Recognition of Donald Brown, D.D.S. was long overdue. When it came, his family accepted it graciously, with smiles and tears.
Dr. Brown was the first African-American graduate of the University of Missouri - Kansas City School of Dentistry (UMKC). That was in 1965, when African-American names were often excluded from routine public announcements.
The man who didn’t even rate a mention in his own graduation program now has a permanent place of honor at the school. This week, UMKC officials unveiled a framed memorial to the late Dr. Brown, recognizing both his pioneering achievement and his family’s decision to endow a scholarship fund for diverse students at the School of Dentistry.
Dr. Brown passed away in July of 2009 in California. Not long after, his adult children contacted Dean Marsha A. Pyle, D.D.S., M.Ed. Dr. Pyle met Brown’s daughter, Donna Brown-Hardnett, for lunch, where Pyle heard the story of Dr. Donald Brown for the first time.
“On his graduation day, his name was not published in the newspaper with the other graduates, and was not listed in the program. You can only imagine how this story shocked me and saddened me,” Dr. Pyle says at the unveiling. “I am very touched by the Brown children’s generosity and their willingness to make something positive out of this sadness.”
After Dr. Pyle and UMKC Chancellor Leo E. Morton unveiled the memorial, Ms. Brown-Hardnett stepped to the podium. She recalled the pride her father had in the professional degree he had earned.
“He always wanted us to introduce him as Doctor Donald Brown,” she said through tears, “because in 1965, there weren’t too many people who look like me who could say that.”
That pride carried through to the next generation, she said, as each of his three children also earned professional degrees. Ms. Brown-Hardnett and her brother, Mr. Donald Brown II, are both attorneys; and brother Dr. Jeffery Brown is a physician.
“His legacy is in the faces of his children.
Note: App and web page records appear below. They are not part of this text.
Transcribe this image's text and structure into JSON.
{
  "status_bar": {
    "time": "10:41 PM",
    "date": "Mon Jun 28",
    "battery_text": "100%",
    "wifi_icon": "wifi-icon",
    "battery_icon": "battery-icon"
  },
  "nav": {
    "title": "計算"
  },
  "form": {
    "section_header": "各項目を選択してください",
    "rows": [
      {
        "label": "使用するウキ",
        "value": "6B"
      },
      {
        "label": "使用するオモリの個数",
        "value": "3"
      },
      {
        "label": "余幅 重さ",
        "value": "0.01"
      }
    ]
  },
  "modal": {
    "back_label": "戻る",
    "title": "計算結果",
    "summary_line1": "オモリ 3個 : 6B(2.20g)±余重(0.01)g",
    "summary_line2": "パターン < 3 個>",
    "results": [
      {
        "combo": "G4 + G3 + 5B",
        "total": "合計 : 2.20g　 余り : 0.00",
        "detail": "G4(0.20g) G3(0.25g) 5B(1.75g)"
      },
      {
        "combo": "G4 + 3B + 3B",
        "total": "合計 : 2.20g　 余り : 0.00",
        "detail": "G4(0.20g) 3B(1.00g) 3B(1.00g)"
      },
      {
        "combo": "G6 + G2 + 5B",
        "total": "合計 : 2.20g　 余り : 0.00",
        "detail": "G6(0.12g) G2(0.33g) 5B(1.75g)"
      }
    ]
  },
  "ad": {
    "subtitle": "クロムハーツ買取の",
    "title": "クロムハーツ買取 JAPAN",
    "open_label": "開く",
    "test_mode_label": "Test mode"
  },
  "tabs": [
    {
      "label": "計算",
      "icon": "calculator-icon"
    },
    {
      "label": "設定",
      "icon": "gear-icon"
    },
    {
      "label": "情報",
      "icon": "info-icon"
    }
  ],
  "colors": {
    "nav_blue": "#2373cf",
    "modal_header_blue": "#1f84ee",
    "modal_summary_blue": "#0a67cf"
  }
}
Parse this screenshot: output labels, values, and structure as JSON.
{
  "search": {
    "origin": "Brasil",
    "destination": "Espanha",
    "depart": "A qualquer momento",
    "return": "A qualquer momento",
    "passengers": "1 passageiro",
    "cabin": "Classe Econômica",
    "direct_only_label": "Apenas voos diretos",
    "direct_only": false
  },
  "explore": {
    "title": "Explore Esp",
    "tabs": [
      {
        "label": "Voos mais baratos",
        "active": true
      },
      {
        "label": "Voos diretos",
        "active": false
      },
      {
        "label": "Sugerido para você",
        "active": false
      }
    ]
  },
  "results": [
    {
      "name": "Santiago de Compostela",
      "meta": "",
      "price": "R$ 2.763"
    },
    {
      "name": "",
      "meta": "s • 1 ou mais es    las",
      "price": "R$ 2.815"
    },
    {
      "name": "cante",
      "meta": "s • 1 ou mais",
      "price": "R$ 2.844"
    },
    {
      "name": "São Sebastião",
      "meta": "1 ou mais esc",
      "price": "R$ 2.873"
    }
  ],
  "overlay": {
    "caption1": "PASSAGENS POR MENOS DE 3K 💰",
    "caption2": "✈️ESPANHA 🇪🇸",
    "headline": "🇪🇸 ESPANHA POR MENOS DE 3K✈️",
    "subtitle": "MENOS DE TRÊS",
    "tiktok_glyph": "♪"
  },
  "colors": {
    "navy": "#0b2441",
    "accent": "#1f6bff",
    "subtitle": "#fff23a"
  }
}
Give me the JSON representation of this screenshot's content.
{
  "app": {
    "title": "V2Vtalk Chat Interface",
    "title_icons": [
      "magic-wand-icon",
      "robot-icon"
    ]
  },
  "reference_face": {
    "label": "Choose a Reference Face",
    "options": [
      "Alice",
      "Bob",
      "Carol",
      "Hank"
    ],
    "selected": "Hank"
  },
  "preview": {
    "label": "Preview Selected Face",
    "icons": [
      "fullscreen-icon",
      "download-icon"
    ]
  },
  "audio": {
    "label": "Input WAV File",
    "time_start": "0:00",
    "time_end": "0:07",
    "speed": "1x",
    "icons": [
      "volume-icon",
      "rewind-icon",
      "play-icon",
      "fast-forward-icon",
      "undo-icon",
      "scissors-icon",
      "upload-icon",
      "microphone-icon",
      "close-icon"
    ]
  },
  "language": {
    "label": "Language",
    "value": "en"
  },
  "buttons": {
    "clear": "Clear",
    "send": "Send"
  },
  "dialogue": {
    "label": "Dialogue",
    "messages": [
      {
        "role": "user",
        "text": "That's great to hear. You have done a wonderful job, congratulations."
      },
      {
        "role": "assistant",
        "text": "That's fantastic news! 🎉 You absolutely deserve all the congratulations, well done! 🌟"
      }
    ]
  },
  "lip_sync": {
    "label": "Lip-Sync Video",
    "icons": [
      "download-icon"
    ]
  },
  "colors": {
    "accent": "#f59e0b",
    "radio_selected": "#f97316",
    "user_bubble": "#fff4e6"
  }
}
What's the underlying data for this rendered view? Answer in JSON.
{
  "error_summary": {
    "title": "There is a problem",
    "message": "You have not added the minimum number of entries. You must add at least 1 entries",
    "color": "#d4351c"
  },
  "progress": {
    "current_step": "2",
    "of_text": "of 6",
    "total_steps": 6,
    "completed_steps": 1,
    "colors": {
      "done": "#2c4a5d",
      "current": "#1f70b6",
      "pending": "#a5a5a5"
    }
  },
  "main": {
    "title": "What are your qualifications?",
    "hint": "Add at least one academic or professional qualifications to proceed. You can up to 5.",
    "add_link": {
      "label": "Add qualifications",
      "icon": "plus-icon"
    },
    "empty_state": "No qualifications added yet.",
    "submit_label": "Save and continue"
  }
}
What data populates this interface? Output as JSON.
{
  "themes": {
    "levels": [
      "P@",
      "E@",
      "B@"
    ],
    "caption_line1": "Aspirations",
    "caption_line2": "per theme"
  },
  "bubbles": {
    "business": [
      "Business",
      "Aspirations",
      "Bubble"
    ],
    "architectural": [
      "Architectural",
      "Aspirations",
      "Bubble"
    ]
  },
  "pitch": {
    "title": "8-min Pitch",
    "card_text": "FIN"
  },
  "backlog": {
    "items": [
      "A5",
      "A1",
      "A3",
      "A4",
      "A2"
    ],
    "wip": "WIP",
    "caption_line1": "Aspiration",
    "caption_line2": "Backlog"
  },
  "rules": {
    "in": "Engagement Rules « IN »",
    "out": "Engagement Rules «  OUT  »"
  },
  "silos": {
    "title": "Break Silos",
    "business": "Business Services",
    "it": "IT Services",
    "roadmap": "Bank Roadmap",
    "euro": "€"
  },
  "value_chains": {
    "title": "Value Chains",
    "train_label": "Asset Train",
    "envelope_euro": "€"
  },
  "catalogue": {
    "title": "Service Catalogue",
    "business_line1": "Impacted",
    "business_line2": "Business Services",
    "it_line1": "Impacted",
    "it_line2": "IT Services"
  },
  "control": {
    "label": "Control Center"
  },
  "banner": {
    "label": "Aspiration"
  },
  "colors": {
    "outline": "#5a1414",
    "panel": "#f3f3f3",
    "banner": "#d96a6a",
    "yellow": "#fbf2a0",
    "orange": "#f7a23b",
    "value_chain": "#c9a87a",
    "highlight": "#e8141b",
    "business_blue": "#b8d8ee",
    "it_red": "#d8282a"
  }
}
I can see what he left in you,” Mr. Morton said. “The challenge before us is to produce more Dr. Browns. The scholarship fund that the Browns have endowed will be very important to that process.”